Jimmy Iovine calls freemium “a shell game”

dollar-sign-cufflink-canvasThe freemium streaming model has taken a lot of fire in recent months. The latest to lock and load is Jimmy Iovine. The Apple/Betas exec spoke at Vanity Fair’s New Establishment Summit and had some pointed words for the freemium approach to music, calling it a shell game. “These companies are building an audience on the back of the artist,” he said. He contrasted that with Apple Music, which has developed a reputation as an artist-friendly choice for online media. Iovine pointed to the response when pop queen Taylor Swift asked for a policy change on royalties during the service’s free trial: “They dealt with it on the spot on a Sunday morning,” he said. “They moved like lightning and they did the right thing.”
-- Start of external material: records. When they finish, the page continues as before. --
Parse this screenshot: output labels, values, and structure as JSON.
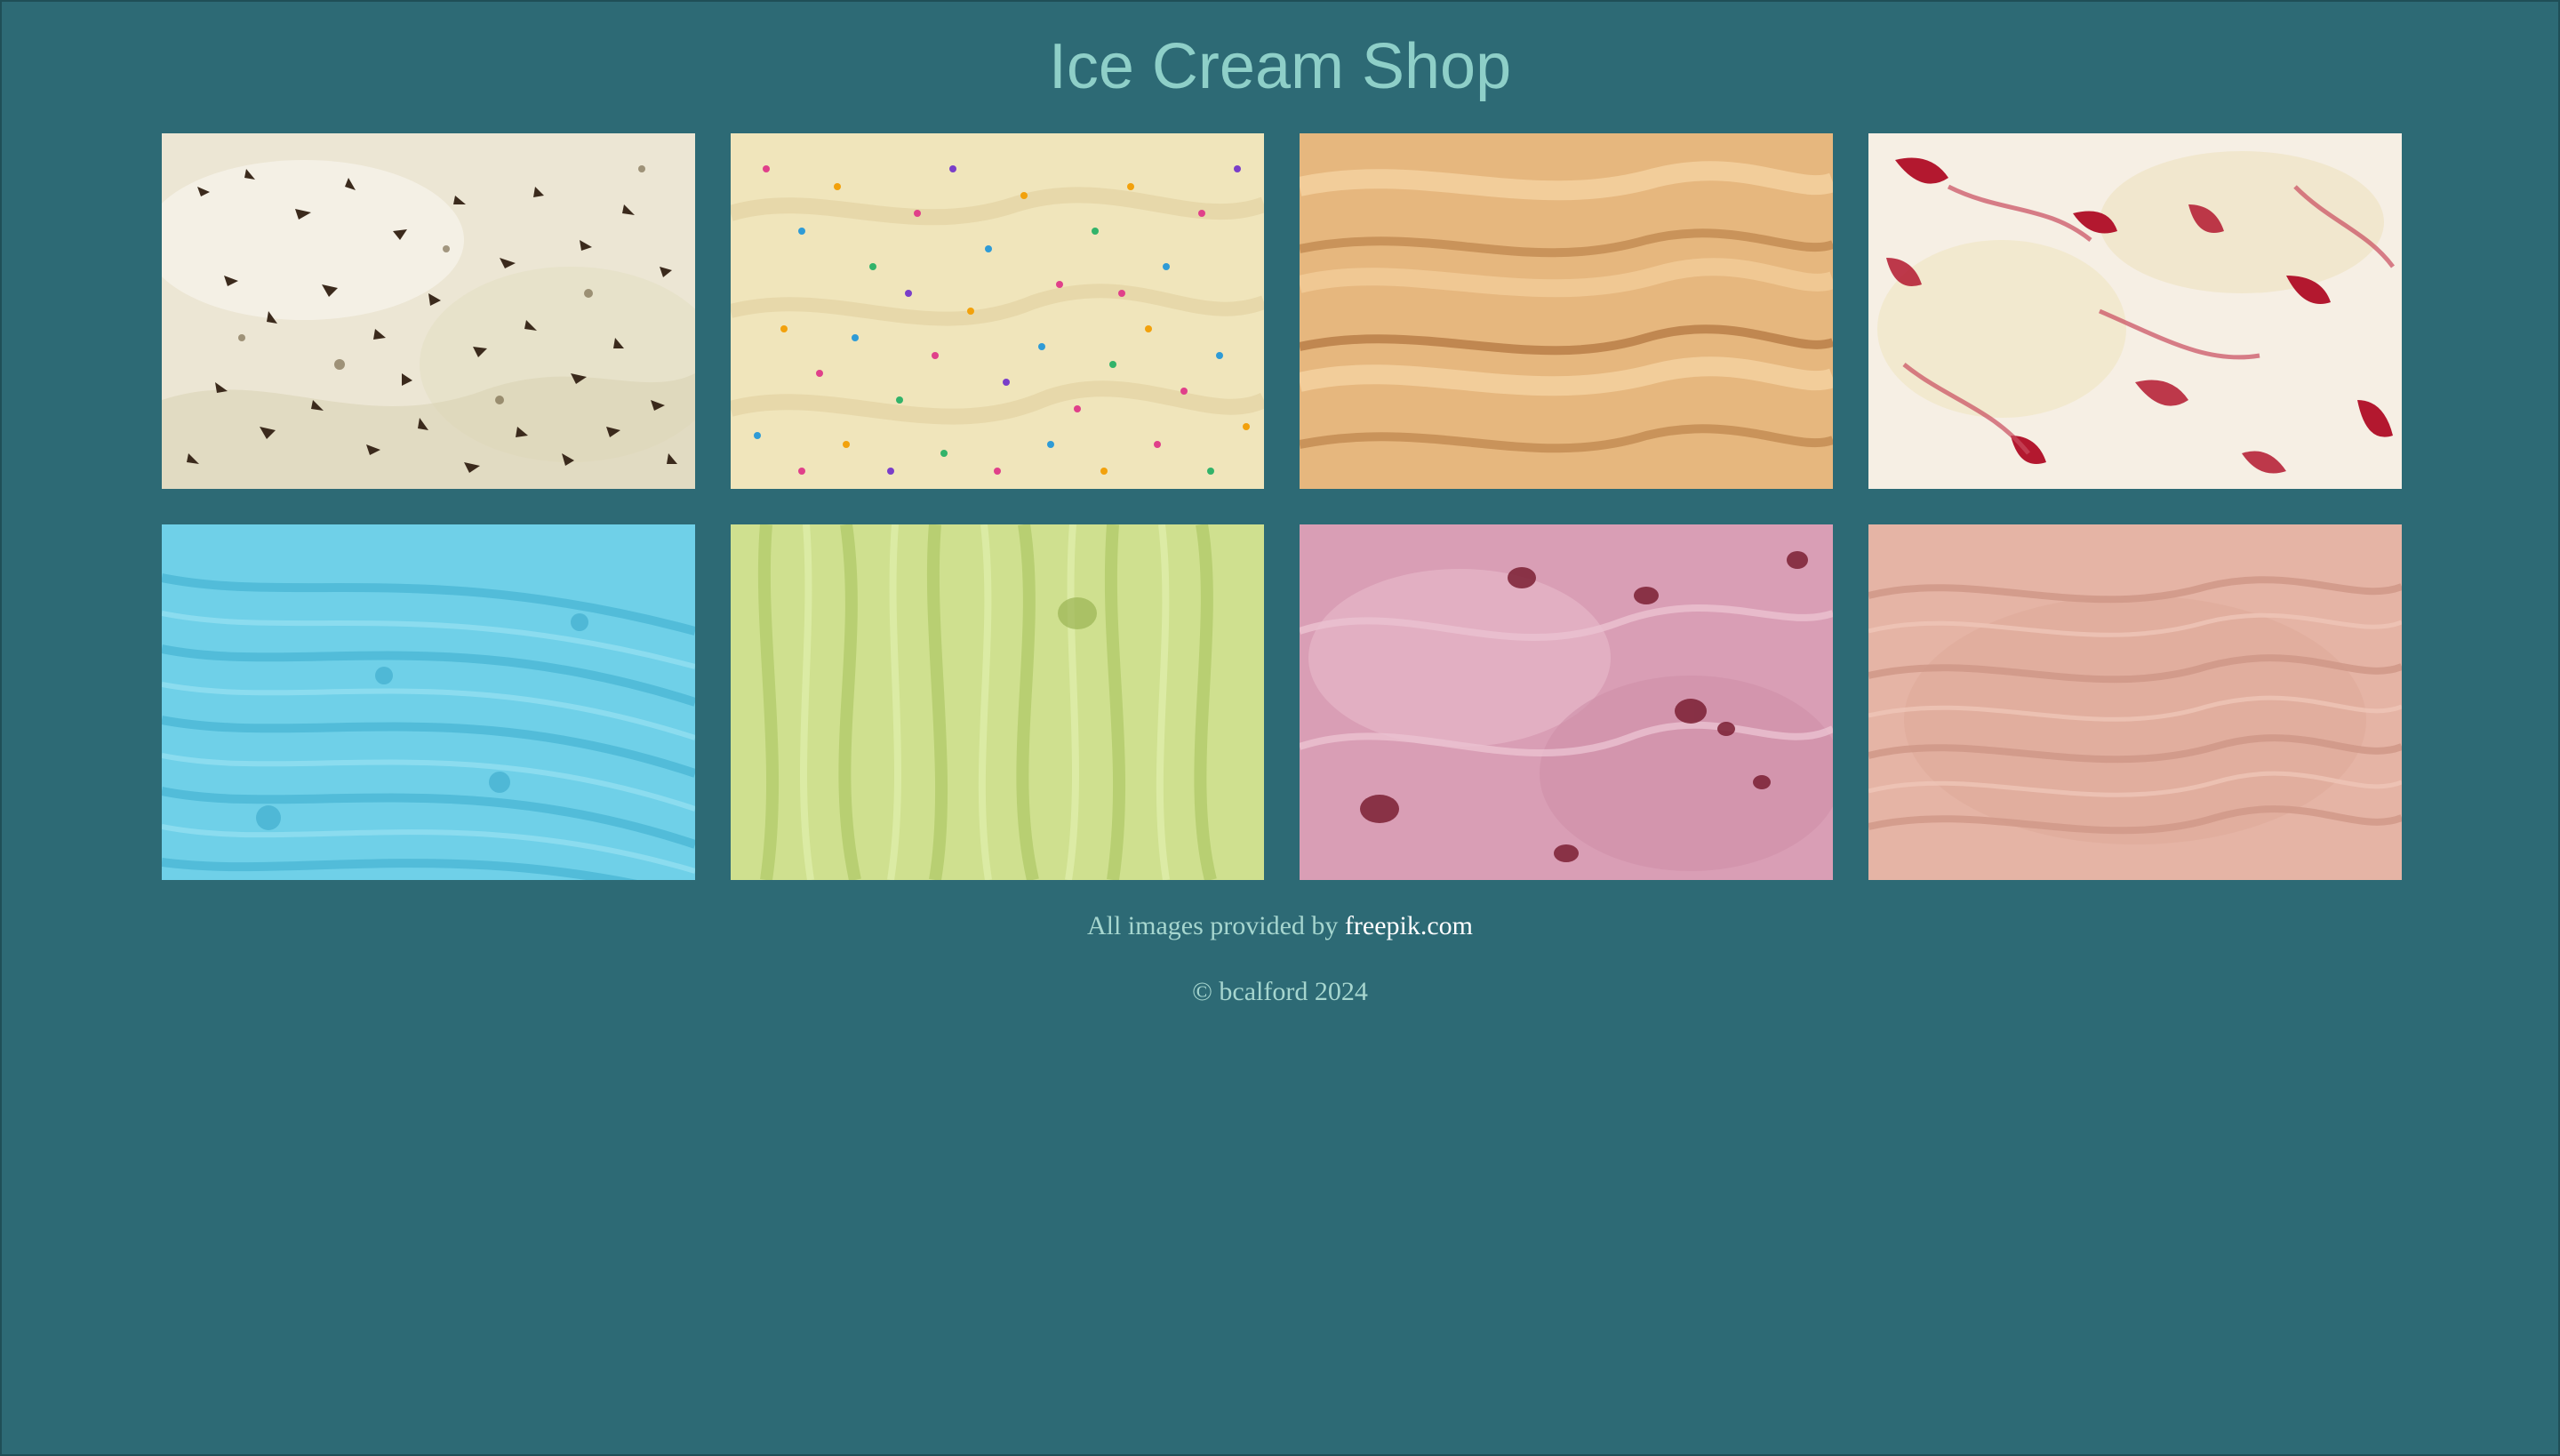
{
  "page": {
    "title": "Ice Cream Shop",
    "background_color": "#2d6a75",
    "title_color": "#8ecfc8"
  },
  "gallery": [
    {
      "flavor_visual": "cookies-and-cream",
      "base_color": "#efeadb",
      "accent_color": "#3b2a1c"
    },
    {
      "flavor_visual": "vanilla-with-sprinkles",
      "base_color": "#f1e6bd",
      "accent_color": "#e0408a"
    },
    {
      "flavor_visual": "peanut-butter",
      "base_color": "#e8bb84",
      "accent_color": "#b88550"
    },
    {
      "flavor_visual": "cherry-swirl",
      "base_color": "#f5eee6",
      "accent_color": "#b3182f"
    },
    {
      "flavor_visual": "blue-raspberry",
      "base_color": "#6fd0e8",
      "accent_color": "#3aa9c9"
    },
    {
      "flavor_visual": "pistachio",
      "base_color": "#cfe08f",
      "accent_color": "#a4bf5e"
    },
    {
      "flavor_visual": "black-cherry",
      "base_color": "#d99eb5",
      "accent_color": "#7a1f33"
    },
    {
      "flavor_visual": "chocolate-milk",
      "base_color": "#e5b4a5",
      "accent_color": "#b98575"
    }
  ],
  "footer": {
    "credit_prefix": "All images provided by ",
    "credit_link": "freepik.com",
    "copyright": "© bcalford 2024"
  }
}
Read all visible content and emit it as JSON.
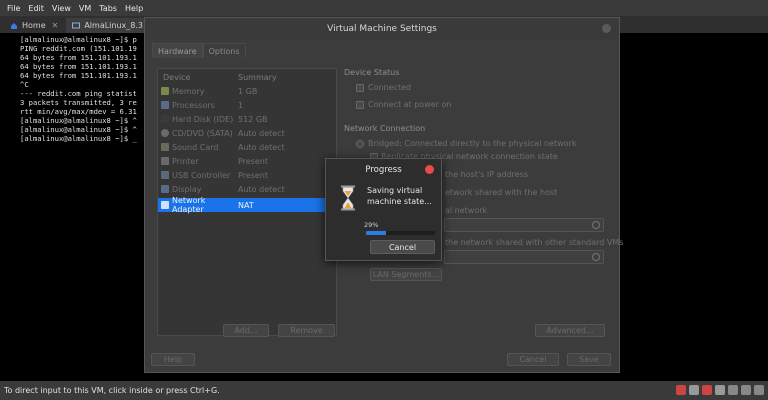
{
  "menubar": {
    "items": [
      "File",
      "Edit",
      "View",
      "VM",
      "Tabs",
      "Help"
    ]
  },
  "tabs": [
    {
      "label": "Home",
      "active": false
    },
    {
      "label": "AlmaLinux_8.3",
      "active": true
    }
  ],
  "terminal": {
    "lines": [
      "[almalinux@almalinux8 ~]$ p",
      "PING reddit.com (151.101.19",
      "64 bytes from 151.101.193.1",
      "64 bytes from 151.101.193.1",
      "64 bytes from 151.101.193.1",
      "^C",
      "--- reddit.com ping statist",
      "3 packets transmitted, 3 re",
      "rtt min/avg/max/mdev = 6.31",
      "[almalinux@almalinux8 ~]$ ^",
      "[almalinux@almalinux8 ~]$ ^",
      "[almalinux@almalinux8 ~]$ _"
    ]
  },
  "statusbar": {
    "text": "To direct input to this VM, click inside or press Ctrl+G."
  },
  "settings": {
    "title": "Virtual Machine Settings",
    "tabs": [
      "Hardware",
      "Options"
    ],
    "device_header": "Device",
    "summary_header": "Summary",
    "devices": [
      {
        "name": "Memory",
        "summary": "1 GB",
        "color": "#7a8a4a"
      },
      {
        "name": "Processors",
        "summary": "1",
        "color": "#5a6a8a"
      },
      {
        "name": "Hard Disk (IDE)",
        "summary": "512 GB",
        "color": "#3a3a3a"
      },
      {
        "name": "CD/DVD (SATA)",
        "summary": "Auto detect",
        "color": "#6a6a6a"
      },
      {
        "name": "Sound Card",
        "summary": "Auto detect",
        "color": "#6a6a5a"
      },
      {
        "name": "Printer",
        "summary": "Present",
        "color": "#6a6a6a"
      },
      {
        "name": "USB Controller",
        "summary": "Present",
        "color": "#5a6a7a"
      },
      {
        "name": "Display",
        "summary": "Auto detect",
        "color": "#5a6a8a"
      },
      {
        "name": "Network Adapter",
        "summary": "NAT",
        "color": "#cfe0ff"
      }
    ],
    "add_label": "Add...",
    "remove_label": "Remove",
    "device_status": "Device Status",
    "connected": "Connected",
    "connect_at_power_on": "Connect at power on",
    "network_connection": "Network Connection",
    "bridged": "Bridged: Connected directly to the physical network",
    "replicate": "Replicate physical network connection state",
    "host_ip": "the host's IP address",
    "shared_host": "etwork shared with the host",
    "network_label": "al network",
    "custom_vm": "the network shared with other standard VMs",
    "lan_segments": "LAN Segments...",
    "advanced": "Advanced...",
    "help": "Help",
    "cancel": "Cancel",
    "save": "Save"
  },
  "progress": {
    "title": "Progress",
    "message": "Saving virtual machine state...",
    "percent_label": "29%",
    "percent": 0.29,
    "cancel": "Cancel"
  }
}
It is true that many artists and songwriters have a strained relationship with streaming since the back-end business is so different, so that critique of Iovine’s is a fair one. But it is perhaps telling that so many of the most aggressive critics of freemium have vested business interests in subscription models. And Apple is no angel in this industry either. For instance, it has actually been investigated in the U.S. and the EU for potentially colluding with the major labels to cut music support for streaming services’ free tiers.

Iovine’s comments need some context. The latest wave of the freemium debate has seen several music business pros coming out with a softer approach toward the model, acknowledging that free is not ideal for the businesses but paying can be a barrier for listeners. Even UMG CEO Lucian Grainge, a tough sell on in the past, has more recently come out in favor of a balance between the free and paid approaches. “Freemium alone is inadequate to support our critical ecosystem of artists, labels and the platforms themselves,” he said in an August interview. “What that means is that we must seek the proper balance between ad-supported and paid subscription.”

The need for balance is born out in the research. Highlights from this year’s Nielsen 360 Music Report showed huge numbers of online music listeners, but cost was the top factor in their choosing a streaming service.

Anna Washenko